The combined demands enraged largely secular corners of Israeli society, who criticize state support that enables religious scholars to eschew employment and military service, and that funds private ultra-Orthodox schools which inadequately prepare children for the workforce by not being required to teach core subjects, like math, science, and English.
Political polarization crossed over into overt social tension in the past week, with a prominent television personality calling ultra-Orthodox Israelis “bloodsuckers” who “milk” taxpaying Israel, and thousands of largely secular budget protesters massing in a Haredi enclave last week, with some scuffling with the locals.
UTJ MK Moshe Gafni, who chairs the Finance Committee, addressed these incidents of “incitement” while presenting the trillion-shekel state budget to the Knesset on Monday morning.
“I’m not a sucker, I’m also not a thief. I am a citizen of Israel,” said Gafni, “and I do what I want.”
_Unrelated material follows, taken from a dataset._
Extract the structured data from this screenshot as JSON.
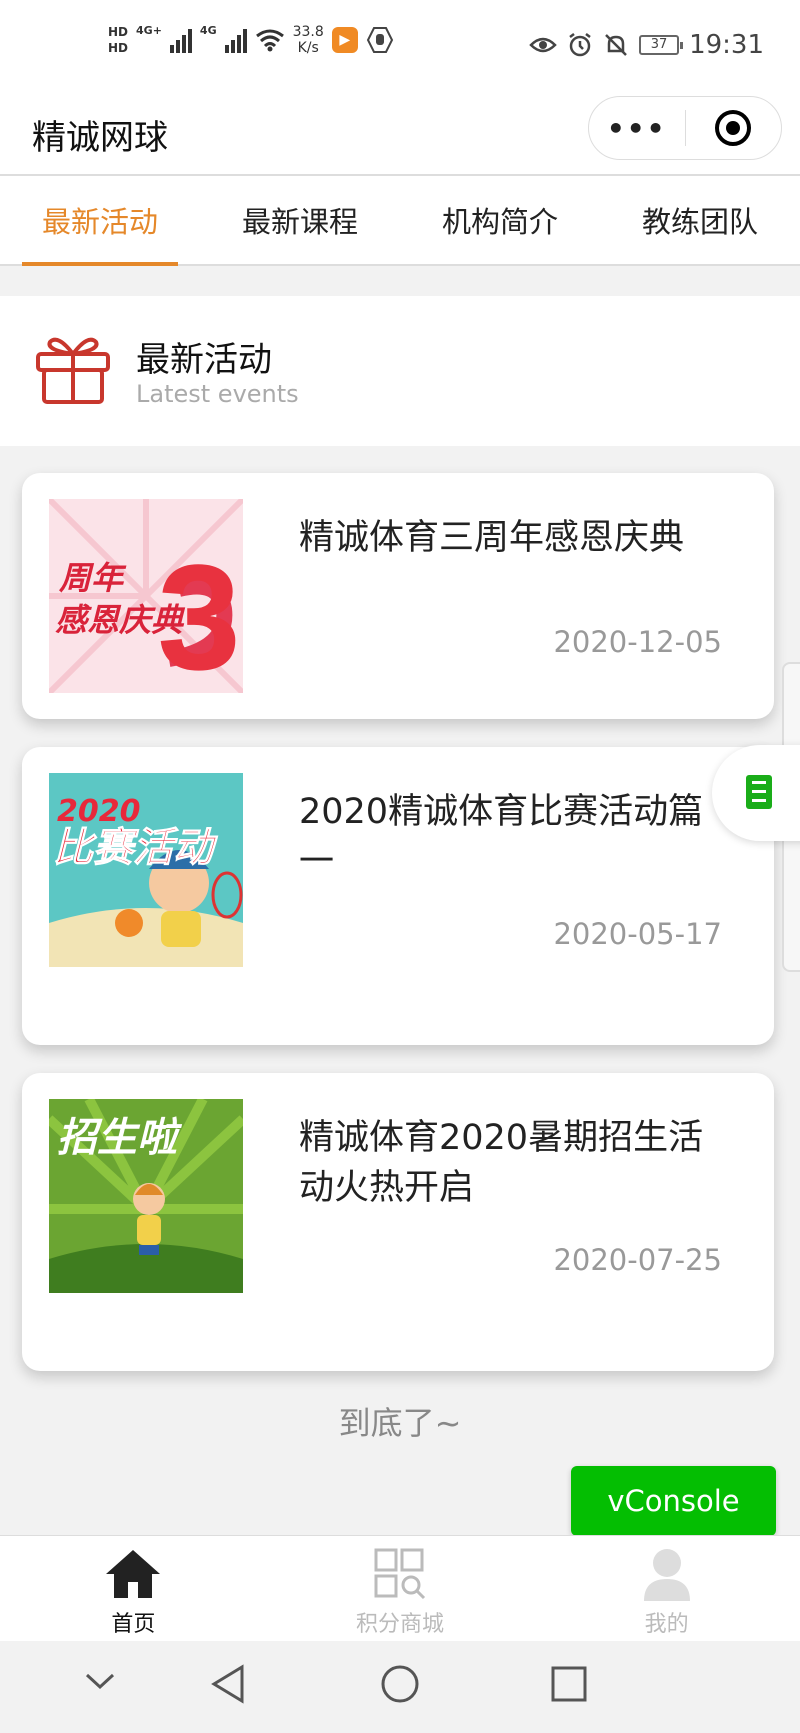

“Looking at what the left does to us, it’s clear why we’re so committed to going with the right wing,” he added.
Gafni also dismissed the notion that ultra-Orthodox schools should not be eligible for funding if they don’t teach core subjects, saying that religious students learn the real “core” — Jewish studies.
He also caused an outcry by saying he would donate clothes to Israel’s Eurovision representative, pop star Noa Kirel, an apparent reference to outfits she wears that don’t meet ultra-Orthodox standards for women’s modesty.
Opening floor debate on Monday morning, the coalition hopes to advance the budget and its attendant legislation through their final two votes by Tuesday night, although it has warned its lawmakers to be prepared to extend the process to Wednesday and even possibly next week.
Growing 5% from 2022 to 2023, the budget increases Israel’s deficit at an economically precarious time. The Finance Ministry predicts that state revenues will drop below their initial forecasts, driven both by global market contractions and market uncertainty tied to the government’s plan to constrain judicial power.
Global credit ratings agency have noted concerns, with Moody’s in April degrading Israel’s credit outlook in light of “deterioration of governance,” connected to shaking up the judiciary.
Inflation and cost of living both continue to rise, but despite cost of living being a central campaign promise from Likud and ultra-Orthodox parties, the budget contains no significant measures to combat structural price drivers.
Smotrich has dismissed criticism on failing to address the cost of living, pointing instead to plans to help develop less economically prosperous regions remote from Israel’s financial center. This includes a contentious plan to reshuffle a portion of municipal tax payments from commercially strong, centrally located cities to far-flung areas that lack robust local businesses.
As coalition whip and Likud MK Ofir Katz told the Knesset on Monday morning, “There are a lot of local authorities that will enjoy benefits from this law, a lot more than will not enjoy benefits from it — and those are mostly in the center” of the country.
Revealing his discomfort with the size of the planned expenditure, Smotrich has acknowledged that the budget has swollen to accommodate “promises to coalition partners.”
Many of these promises are funded through discretionary funds, which increased from NIS 0.9 billion in 2021 and NIS 1.2 billion in 2022 to NIS 13.7 billion for the two year, 2023-2024 budget.